__ASSIGNED TASK__.
Your answer should be every line with the word "heading", copied from the data below.

__EXCERPTED RECORDS__.

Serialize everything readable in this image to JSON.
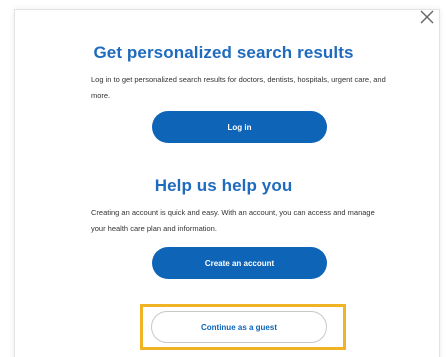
{
  "modal": {
    "close_label": "×",
    "section1": {
      "heading": "Get personalized search results",
      "body": "Log in to get personalized search results for doctors, dentists, hospitals, urgent care, and more.",
      "button": "Log in"
    },
    "section2": {
      "heading": "Help us help you",
      "body": "Creating an account is quick and easy. With an account, you can access and manage your health care plan and information.",
      "button": "Create an account"
    },
    "guest_button": "Continue as a guest"
  },
  "colors": {
    "heading": "#1f6bbd",
    "primary_button": "#0e65b8",
    "highlight": "#f0b323"
  }
}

__YOUR RESPONSE__.
      "heading": "Get personalized search results",
      "heading": "Help us help you",
    "heading": "#1f6bbd",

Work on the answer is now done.